Consumer product safety law has become a core element of consumer protection law in almost all ASEAN member states. Reforms began by creating post-market intervention powers for consumer affairs regulators, allowing them to ban or recall goods found to be unsafe; and sometimes pre-market powers, to set minimum safety standards. Yet many general consumer affairs regulators still lack capacity and jurisdiction, especially for pre-market powers, limiting capacity to exercise even post-market regulatory powers and to engage in proliferating cross-border standard-setting networks. The Chapter also examines the relationship between regulators and NGOs, as well as with private litigants who may wish to turn instead to the court system to obtain relief for harm from unsafe goods. Five ASEAN states have enacted strict product liability legislation. Indeed, although inspired by 1985 European Union legislation, the versions in Southeast Asia generally are more pro-plaintiff in various ways. Yet there are almost no court filings. Appendices present two extended case studies: informal networks promoting food standards and safety, and formal agreements harmonising cosmetics regulation.

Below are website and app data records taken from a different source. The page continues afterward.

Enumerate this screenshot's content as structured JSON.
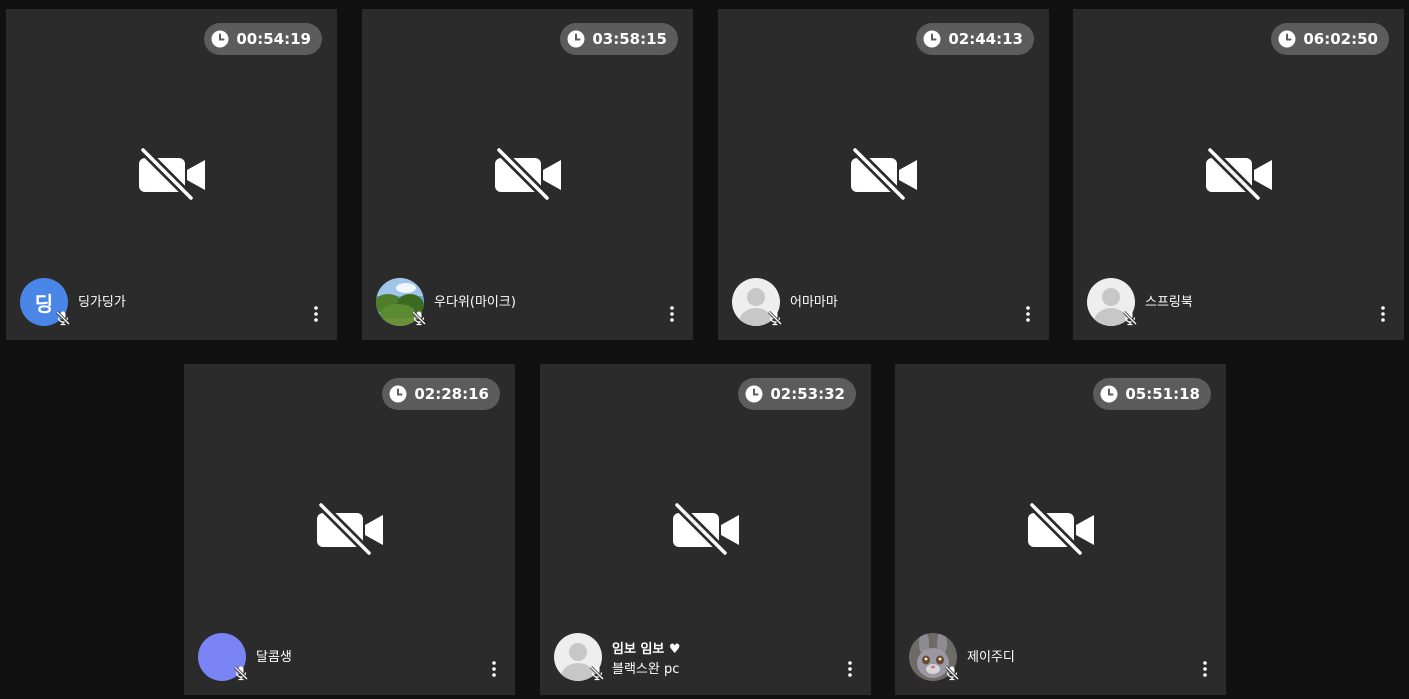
{
  "tiles": [
    {
      "name": "딩가딩가",
      "timer": "00:54:19",
      "avatar": "letter",
      "avatar_letter": "딩",
      "avatar_color": "#4a86e8"
    },
    {
      "name": "우다위(마이크)",
      "timer": "03:58:15",
      "avatar": "photo-landscape"
    },
    {
      "name": "어마마마",
      "timer": "02:44:13",
      "avatar": "default-user"
    },
    {
      "name": "스프링북",
      "timer": "06:02:50",
      "avatar": "default-user"
    },
    {
      "name": "달콤생",
      "timer": "02:28:16",
      "avatar": "solid",
      "avatar_color": "#7b84f5"
    },
    {
      "name": "임보 임보 ♥",
      "subtitle": "블랙스완 pc",
      "timer": "02:53:32",
      "avatar": "default-user"
    },
    {
      "name": "제이주디",
      "timer": "05:51:18",
      "avatar": "photo-bunny"
    }
  ],
  "icons": {
    "timer": "clock-icon",
    "camera": "video-off-icon",
    "mic": "mic-off-icon",
    "menu": "more-vertical-icon"
  },
  "colors": {
    "background": "#111111",
    "tile": "#2b2b2b",
    "timer_badge": "#5c5c5c",
    "text": "#ffffff"
  }
}
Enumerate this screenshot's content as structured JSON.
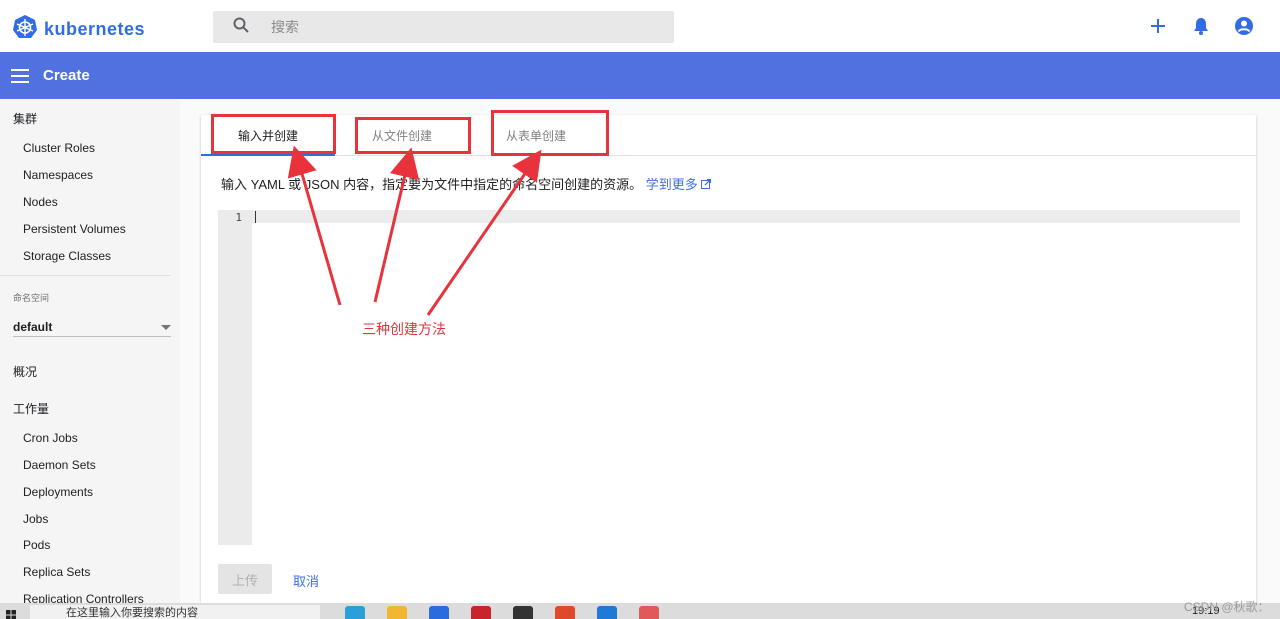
{
  "header": {
    "logo_text": "kubernetes",
    "search_placeholder": "搜索",
    "logo_icon": "kubernetes-helm-icon",
    "action_icons": [
      "add-icon",
      "bell-icon",
      "account-icon"
    ]
  },
  "appbar": {
    "title": "Create",
    "menu_icon": "hamburger-menu-icon",
    "color": "#5271e1"
  },
  "sidebar": {
    "cluster_header": "集群",
    "cluster_items": [
      "Cluster Roles",
      "Namespaces",
      "Nodes",
      "Persistent Volumes",
      "Storage Classes"
    ],
    "namespace_label": "命名空间",
    "namespace_value": "default",
    "overview": "概况",
    "workloads_header": "工作量",
    "workload_items": [
      "Cron Jobs",
      "Daemon Sets",
      "Deployments",
      "Jobs",
      "Pods",
      "Replica Sets",
      "Replication Controllers"
    ]
  },
  "main": {
    "tabs": [
      {
        "label": "输入并创建",
        "active": true
      },
      {
        "label": "从文件创建",
        "active": false
      },
      {
        "label": "从表单创建",
        "active": false
      }
    ],
    "description": "输入 YAML 或 JSON 内容，指定要为文件中指定的命名空间创建的资源。",
    "learn_more": "学到更多",
    "learn_more_icon": "external-link-icon",
    "editor": {
      "line_numbers": [
        "1"
      ],
      "content": ""
    },
    "upload_button": "上传",
    "cancel_button": "取消",
    "accent": "#326ce5"
  },
  "annotation": {
    "label": "三种创建方法",
    "color": "#e8323c"
  },
  "taskbar": {
    "search_text": "在这里输入你要搜索的内容",
    "clock": "19:19"
  },
  "watermark": "CSDN @秋歌："
}
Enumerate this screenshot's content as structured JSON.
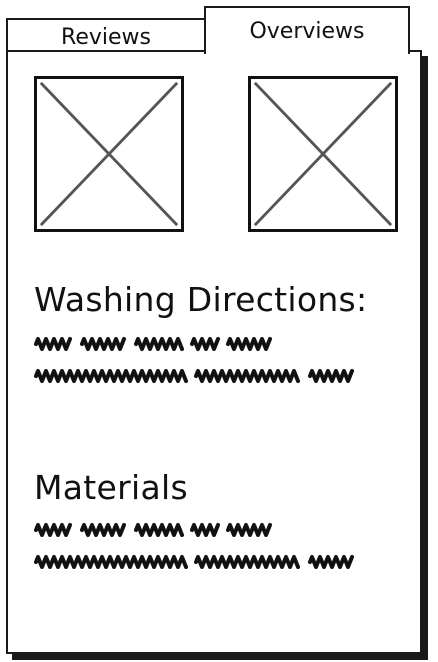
{
  "tabs": [
    {
      "label": "Reviews",
      "active": false
    },
    {
      "label": "Overviews",
      "active": true
    }
  ],
  "overview": {
    "images": [
      {
        "icon": "image-placeholder-icon"
      },
      {
        "icon": "image-placeholder-icon"
      }
    ],
    "sections": [
      {
        "heading": "Washing Directions:",
        "lines": 2
      },
      {
        "heading": "Materials",
        "lines": 2
      }
    ]
  },
  "colors": {
    "ink": "#1a1a1a",
    "placeholder_x": "#555555",
    "background": "#ffffff"
  }
}
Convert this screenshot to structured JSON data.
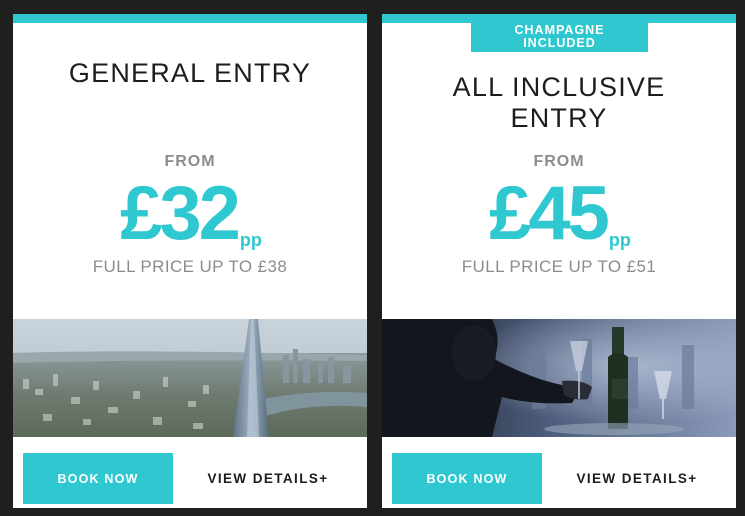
{
  "cards": [
    {
      "title": "GENERAL ENTRY",
      "from_label": "FROM",
      "price": "£32",
      "price_unit": "pp",
      "full_price": "FULL PRICE UP TO £38",
      "image_alt": "aerial-view-of-london-with-the-shard",
      "book_label": "BOOK NOW",
      "details_label": "VIEW DETAILS+"
    },
    {
      "badge": "CHAMPAGNE INCLUDED",
      "title_line1": "ALL INCLUSIVE",
      "title_line2": "ENTRY",
      "from_label": "FROM",
      "price": "£45",
      "price_unit": "pp",
      "full_price": "FULL PRICE UP TO £51",
      "image_alt": "woman-holding-champagne-glass",
      "book_label": "BOOK NOW",
      "details_label": "VIEW DETAILS+"
    }
  ],
  "colors": {
    "accent": "#2fc8d0",
    "background": "#1f1f1f",
    "card": "#ffffff",
    "text_dark": "#1d1d1d",
    "text_muted": "#8c8c8c"
  }
}
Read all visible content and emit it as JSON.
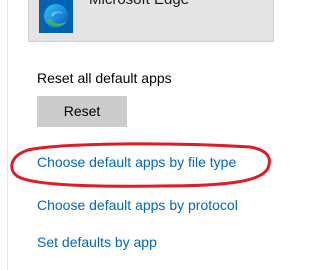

This chapter draws together themes of the earlier chapters to how consumer protection law reform might be advanced in a manner consistent with the evolving 'ASEAN' way in order to effect real and postive change for consumers and markets. We focus on aspects of transgovermentalism and especially 'shared regional value' as a way of conceiving and advancing an operational mechanism among ASEAN member states that may lead to effective consumer protection regulation while retaining regional autonomy and diversity.
Consumer law and policy generally envisages that consumer interests are best advanced by prohibiting abusive marketplace practices and promoting competition. This chapter proposes the framework be sophisticated for the provision of professional health services. Arguably, universal access to health services is a basic human right. Thus, the consumer interest is best understood within a human rights and a marketplace framework. These two frameworks do not always sit comfortably together, as illustrated in this chapter. The chapter explores the impacts of ASEAN’s market liberalisation strategies upon the delivery of professional health services. One strategy involves regional mutual recognition of health qualifications. This could enhance consumer interests by increased movement of medical practitioners to areas of regional need. Conversely, it could lead them to shift from low-income countries where universal access needs are acute to countries where practitioners receive higher incomes. The chapter concludes with an examination of how ‘health tourism’ is being promoted by some ASEAN members for economic benefit. However, these apparent benefits maybe somewhat illusory.